## Extracted records
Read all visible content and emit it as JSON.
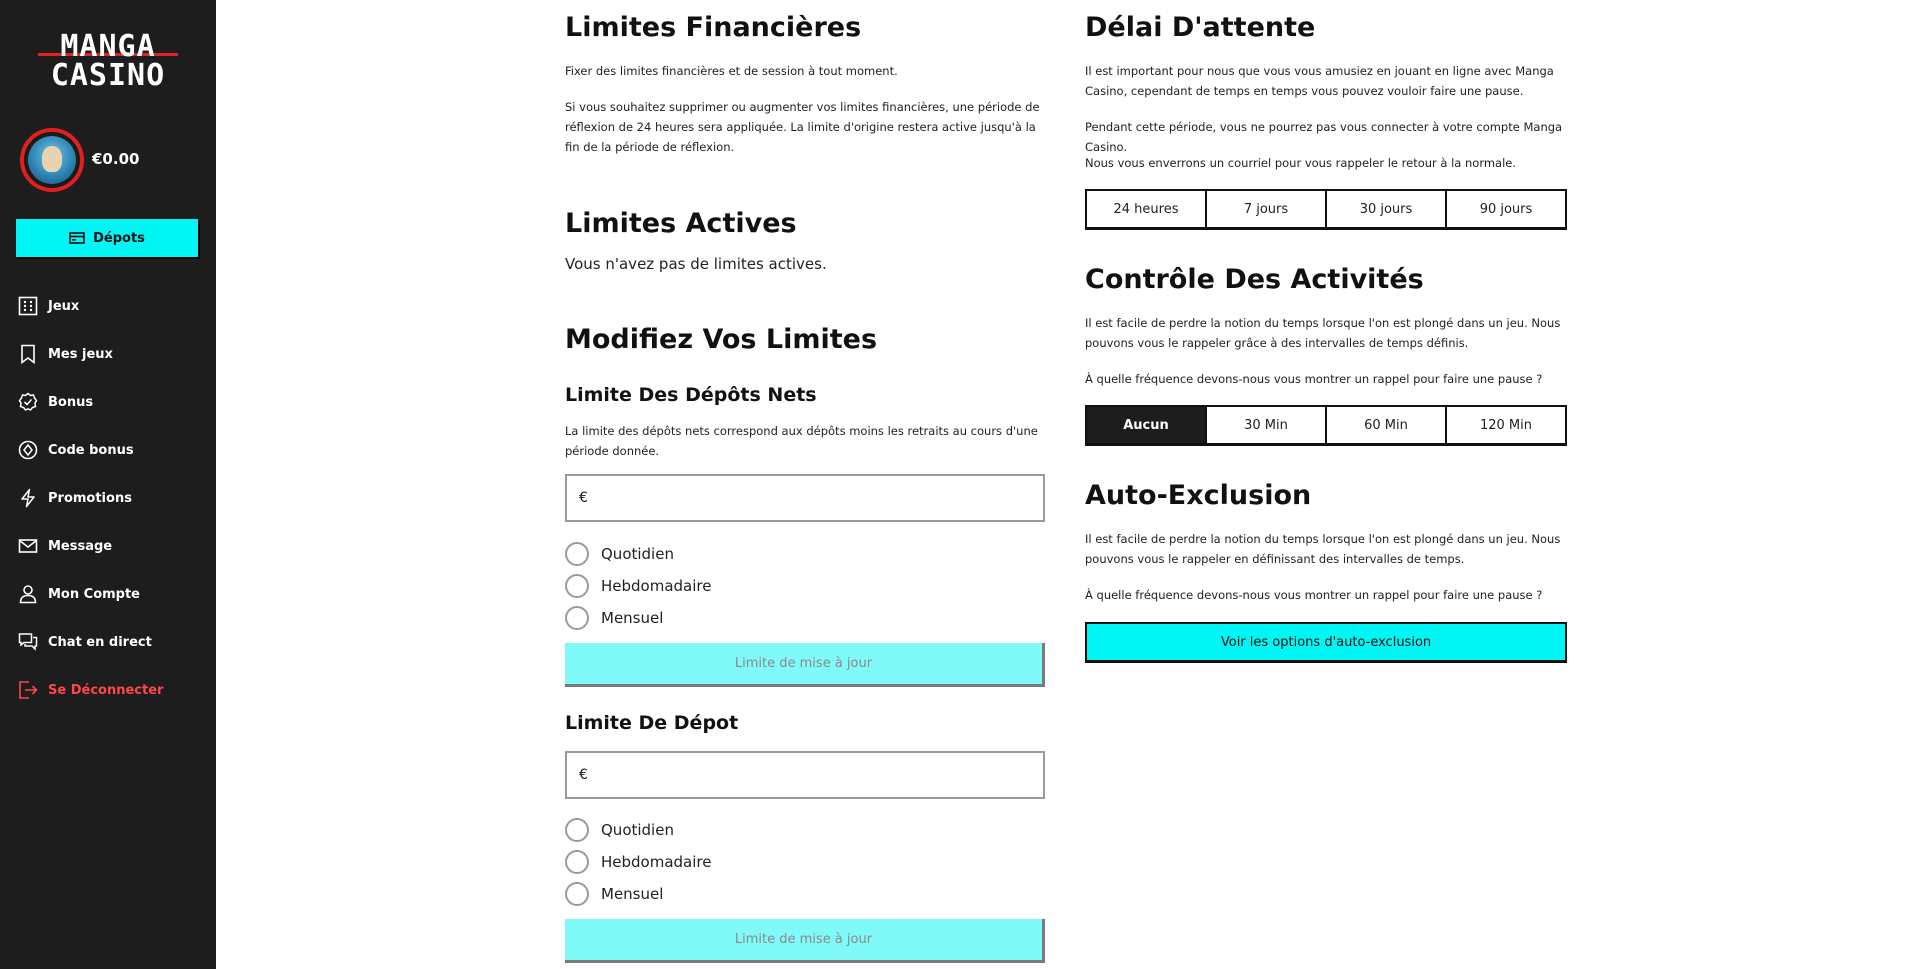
{
  "brand": {
    "logo_line1": "MANGA",
    "logo_line2": "CASINO",
    "accent": "#00f5f5",
    "danger": "#ff4747"
  },
  "user": {
    "balance": "€0.00"
  },
  "sidebar": {
    "deposit_label": "Dépots",
    "items": [
      {
        "label": "Jeux",
        "icon": "grid-icon"
      },
      {
        "label": "Mes jeux",
        "icon": "bookmark-icon"
      },
      {
        "label": "Bonus",
        "icon": "badge-check-icon"
      },
      {
        "label": "Code bonus",
        "icon": "coin-icon"
      },
      {
        "label": "Promotions",
        "icon": "lightning-icon"
      },
      {
        "label": "Message",
        "icon": "envelope-icon"
      },
      {
        "label": "Mon Compte",
        "icon": "user-icon"
      },
      {
        "label": "Chat en direct",
        "icon": "chat-icon"
      },
      {
        "label": "Se Déconnecter",
        "icon": "logout-icon"
      }
    ]
  },
  "financial": {
    "title": "Limites Financières",
    "p1": "Fixer des limites financières et de session à tout moment.",
    "p2": "Si vous souhaitez supprimer ou augmenter vos limites financières, une période de réflexion de 24 heures sera appliquée. La limite d'origine restera active jusqu'à la fin de la période de réflexion."
  },
  "active_limits": {
    "title": "Limites Actives",
    "text": "Vous n'avez pas de limites actives."
  },
  "modify": {
    "title": "Modifiez Vos Limites"
  },
  "net_deposit": {
    "title": "Limite Des Dépôts Nets",
    "desc": "La limite des dépôts nets correspond aux dépôts moins les retraits au cours d'une période donnée.",
    "currency": "€",
    "value": "",
    "options": [
      "Quotidien",
      "Hebdomadaire",
      "Mensuel"
    ],
    "button": "Limite de mise à jour"
  },
  "deposit_limit": {
    "title": "Limite De Dépot",
    "currency": "€",
    "value": "",
    "options": [
      "Quotidien",
      "Hebdomadaire",
      "Mensuel"
    ],
    "button": "Limite de mise à jour"
  },
  "cooling": {
    "title": "Délai D'attente",
    "p1": "Il est important pour nous que vous vous amusiez en jouant en ligne avec Manga Casino, cependant de temps en temps vous pouvez vouloir faire une pause.",
    "p2": "Pendant cette période, vous ne pourrez pas vous connecter à votre compte Manga Casino.",
    "p3": "Nous vous enverrons un courriel pour vous rappeler le retour à la normale.",
    "options": [
      "24 heures",
      "7 jours",
      "30 jours",
      "90 jours"
    ]
  },
  "activity": {
    "title": "Contrôle Des Activités",
    "p1": "Il est facile de perdre la notion du temps lorsque l'on est plongé dans un jeu. Nous pouvons vous le rappeler grâce à des intervalles de temps définis.",
    "p2": "À quelle fréquence devons-nous vous montrer un rappel pour faire une pause ?",
    "options": [
      "Aucun",
      "30 Min",
      "60 Min",
      "120 Min"
    ],
    "selected": "Aucun"
  },
  "exclusion": {
    "title": "Auto-Exclusion",
    "p1": "Il est facile de perdre la notion du temps lorsque l'on est plongé dans un jeu. Nous pouvons vous le rappeler en définissant des intervalles de temps.",
    "p2": "À quelle fréquence devons-nous vous montrer un rappel pour faire une pause ?",
    "button": "Voir les options d'auto-exclusion"
  }
}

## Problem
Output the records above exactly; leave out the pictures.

## Answer area
Read all visible content and emit it as JSON.
{
  "brand": {
    "logo_line1": "MANGA",
    "logo_line2": "CASINO",
    "accent": "#00f5f5",
    "danger": "#ff4747"
  },
  "user": {
    "balance": "€0.00"
  },
  "sidebar": {
    "deposit_label": "Dépots",
    "items": [
      {
        "label": "Jeux",
        "icon": "grid-icon"
      },
      {
        "label": "Mes jeux",
        "icon": "bookmark-icon"
      },
      {
        "label": "Bonus",
        "icon": "badge-check-icon"
      },
      {
        "label": "Code bonus",
        "icon": "coin-icon"
      },
      {
        "label": "Promotions",
        "icon": "lightning-icon"
      },
      {
        "label": "Message",
        "icon": "envelope-icon"
      },
      {
        "label": "Mon Compte",
        "icon": "user-icon"
      },
      {
        "label": "Chat en direct",
        "icon": "chat-icon"
      },
      {
        "label": "Se Déconnecter",
        "icon": "logout-icon"
      }
    ]
  },
  "financial": {
    "title": "Limites Financières",
    "p1": "Fixer des limites financières et de session à tout moment.",
    "p2": "Si vous souhaitez supprimer ou augmenter vos limites financières, une période de réflexion de 24 heures sera appliquée. La limite d'origine restera active jusqu'à la fin de la période de réflexion."
  },
  "active_limits": {
    "title": "Limites Actives",
    "text": "Vous n'avez pas de limites actives."
  },
  "modify": {
    "title": "Modifiez Vos Limites"
  },
  "net_deposit": {
    "title": "Limite Des Dépôts Nets",
    "desc": "La limite des dépôts nets correspond aux dépôts moins les retraits au cours d'une période donnée.",
    "currency": "€",
    "value": "",
    "options": [
      "Quotidien",
      "Hebdomadaire",
      "Mensuel"
    ],
    "button": "Limite de mise à jour"
  },
  "deposit_limit": {
    "title": "Limite De Dépot",
    "currency": "€",
    "value": "",
    "options": [
      "Quotidien",
      "Hebdomadaire",
      "Mensuel"
    ],
    "button": "Limite de mise à jour"
  },
  "cooling": {
    "title": "Délai D'attente",
    "p1": "Il est important pour nous que vous vous amusiez en jouant en ligne avec Manga Casino, cependant de temps en temps vous pouvez vouloir faire une pause.",
    "p2": "Pendant cette période, vous ne pourrez pas vous connecter à votre compte Manga Casino.",
    "p3": "Nous vous enverrons un courriel pour vous rappeler le retour à la normale.",
    "options": [
      "24 heures",
      "7 jours",
      "30 jours",
      "90 jours"
    ]
  },
  "activity": {
    "title": "Contrôle Des Activités",
    "p1": "Il est facile de perdre la notion du temps lorsque l'on est plongé dans un jeu. Nous pouvons vous le rappeler grâce à des intervalles de temps définis.",
    "p2": "À quelle fréquence devons-nous vous montrer un rappel pour faire une pause ?",
    "options": [
      "Aucun",
      "30 Min",
      "60 Min",
      "120 Min"
    ],
    "selected": "Aucun"
  },
  "exclusion": {
    "title": "Auto-Exclusion",
    "p1": "Il est facile de perdre la notion du temps lorsque l'on est plongé dans un jeu. Nous pouvons vous le rappeler en définissant des intervalles de temps.",
    "p2": "À quelle fréquence devons-nous vous montrer un rappel pour faire une pause ?",
    "button": "Voir les options d'auto-exclusion"
  }
}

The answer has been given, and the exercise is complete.